But Orwell’s “Big Brother” was about government surveillance, not a new technology like facial recognition and its consumer or retail applications.  A better target for special interest groups should be the government’s unrestricted access to our online communications.

Orwell was also concerned about the tactic of rewriting history and denying access to information.  Orwell had his protagonist, Winston Smith, working in the Ministry of Truth, where he shredded undesirable documents and hid the truth. 

Winston would have a heck of a time hiding the truth today -- thanks to the Internet and search engines.  However, new efforts to force Internet searches to hide results – such as the “right to be forgotten” – could actually be creating the 2015 version of 1984’s Ministry of Truth.  

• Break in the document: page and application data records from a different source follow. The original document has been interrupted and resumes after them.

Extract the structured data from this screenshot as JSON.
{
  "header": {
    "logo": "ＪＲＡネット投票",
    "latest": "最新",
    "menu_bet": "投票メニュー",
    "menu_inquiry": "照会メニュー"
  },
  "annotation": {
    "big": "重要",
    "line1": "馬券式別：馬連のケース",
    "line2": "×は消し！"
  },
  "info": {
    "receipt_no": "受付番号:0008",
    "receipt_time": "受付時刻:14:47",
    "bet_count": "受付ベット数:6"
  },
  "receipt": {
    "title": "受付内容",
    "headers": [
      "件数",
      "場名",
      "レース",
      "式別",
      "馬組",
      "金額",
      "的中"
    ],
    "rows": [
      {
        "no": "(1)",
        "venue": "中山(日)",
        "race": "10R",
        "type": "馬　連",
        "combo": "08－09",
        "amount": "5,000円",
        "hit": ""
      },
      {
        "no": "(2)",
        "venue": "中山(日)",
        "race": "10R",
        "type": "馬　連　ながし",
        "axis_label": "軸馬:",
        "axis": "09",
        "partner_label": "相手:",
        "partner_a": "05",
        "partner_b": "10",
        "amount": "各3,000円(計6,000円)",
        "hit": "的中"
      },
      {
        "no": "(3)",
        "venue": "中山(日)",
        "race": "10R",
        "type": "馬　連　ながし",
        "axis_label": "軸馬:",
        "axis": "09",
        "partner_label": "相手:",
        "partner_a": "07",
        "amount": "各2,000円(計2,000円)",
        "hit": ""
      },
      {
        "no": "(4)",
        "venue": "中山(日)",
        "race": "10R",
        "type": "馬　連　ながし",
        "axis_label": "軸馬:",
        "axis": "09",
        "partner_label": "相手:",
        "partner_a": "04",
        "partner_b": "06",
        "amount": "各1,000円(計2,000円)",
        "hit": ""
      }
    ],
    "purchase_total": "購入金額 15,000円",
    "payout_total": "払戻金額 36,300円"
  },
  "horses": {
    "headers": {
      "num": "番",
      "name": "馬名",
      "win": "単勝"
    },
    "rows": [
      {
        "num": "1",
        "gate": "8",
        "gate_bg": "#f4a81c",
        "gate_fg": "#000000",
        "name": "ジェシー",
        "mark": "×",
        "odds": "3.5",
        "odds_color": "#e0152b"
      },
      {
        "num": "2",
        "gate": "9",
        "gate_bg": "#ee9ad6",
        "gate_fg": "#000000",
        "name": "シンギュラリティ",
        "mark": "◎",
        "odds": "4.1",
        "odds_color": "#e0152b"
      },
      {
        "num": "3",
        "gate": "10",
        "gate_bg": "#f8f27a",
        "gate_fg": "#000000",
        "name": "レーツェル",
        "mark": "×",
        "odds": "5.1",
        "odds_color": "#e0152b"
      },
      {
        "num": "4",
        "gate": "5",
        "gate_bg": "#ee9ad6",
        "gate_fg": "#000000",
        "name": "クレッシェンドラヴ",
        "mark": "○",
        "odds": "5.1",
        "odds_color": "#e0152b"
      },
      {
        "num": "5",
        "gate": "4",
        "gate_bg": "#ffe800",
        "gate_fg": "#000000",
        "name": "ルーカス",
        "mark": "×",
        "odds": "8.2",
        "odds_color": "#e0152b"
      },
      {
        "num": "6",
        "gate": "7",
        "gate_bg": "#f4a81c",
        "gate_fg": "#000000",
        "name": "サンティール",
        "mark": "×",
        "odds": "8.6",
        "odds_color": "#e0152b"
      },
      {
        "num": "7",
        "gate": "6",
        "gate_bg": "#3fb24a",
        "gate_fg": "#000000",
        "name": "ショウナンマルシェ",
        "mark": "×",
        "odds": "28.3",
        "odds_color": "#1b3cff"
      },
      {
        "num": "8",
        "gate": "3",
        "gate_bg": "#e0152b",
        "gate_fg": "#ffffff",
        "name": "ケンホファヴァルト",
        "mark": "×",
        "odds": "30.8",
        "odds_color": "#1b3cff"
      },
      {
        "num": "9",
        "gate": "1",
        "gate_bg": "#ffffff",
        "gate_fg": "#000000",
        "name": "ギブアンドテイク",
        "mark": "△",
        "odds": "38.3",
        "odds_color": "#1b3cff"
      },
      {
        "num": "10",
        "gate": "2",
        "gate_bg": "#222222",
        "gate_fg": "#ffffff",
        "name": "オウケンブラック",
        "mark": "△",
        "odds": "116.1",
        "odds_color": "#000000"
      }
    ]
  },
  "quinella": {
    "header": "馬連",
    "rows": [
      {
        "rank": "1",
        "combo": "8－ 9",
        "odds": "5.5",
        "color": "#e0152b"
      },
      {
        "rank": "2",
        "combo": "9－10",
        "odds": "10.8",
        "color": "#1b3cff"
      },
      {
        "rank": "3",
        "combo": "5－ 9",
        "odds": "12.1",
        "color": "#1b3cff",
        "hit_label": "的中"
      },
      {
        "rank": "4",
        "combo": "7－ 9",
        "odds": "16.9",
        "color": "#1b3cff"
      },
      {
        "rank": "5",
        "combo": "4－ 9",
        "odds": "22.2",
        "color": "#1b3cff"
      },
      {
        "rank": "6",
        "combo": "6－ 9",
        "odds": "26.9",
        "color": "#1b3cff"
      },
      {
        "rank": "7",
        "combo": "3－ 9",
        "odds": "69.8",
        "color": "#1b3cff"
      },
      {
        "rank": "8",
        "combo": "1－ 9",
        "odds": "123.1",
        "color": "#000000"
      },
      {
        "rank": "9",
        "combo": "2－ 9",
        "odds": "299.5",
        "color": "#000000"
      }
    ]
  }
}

If we are going to hold up 1984 as a cautionary tale, lets use it to focus on the real issues that Orwell outlines in his tome. We should look to bolster our Fourth and Fifth Amendment rights, update legislation like the Electronic Communications Privacy Act (ECPA).

The U.S. Senate Judiciary Committee will begin the process of reforming ECPA at a hearing today that will include government, technology and privacy thought leaders.  Let’s use this event as a first step to set the agenda straight and focus on the real challenges we need to conquer.

Rather than resorting to scare tactics to attack technology or businesses, we should instead heed the call to engage in legislative efforts: (1) update laws like ECPA, (2) limit government access to online service providers’ information, (3) oppose mandates to give governments a master key to all of our personal devices, (4) challenge governments that block access to online information, and (5) stand firm against government and court programs like the “right to be forgotten” that force businesses to hide true information.

I’m sure George Orwell didn’t write 1984 with the intention of it being used to demonize technology.  So perhaps we should go back and reread 1984 and act on the real threats described there.  

Szabo is policy counsel for NetChoice, a trade association of eCommerce businesses and online consumers, all of whom share the goal of promoting convenience, choice and commerce on the Internet.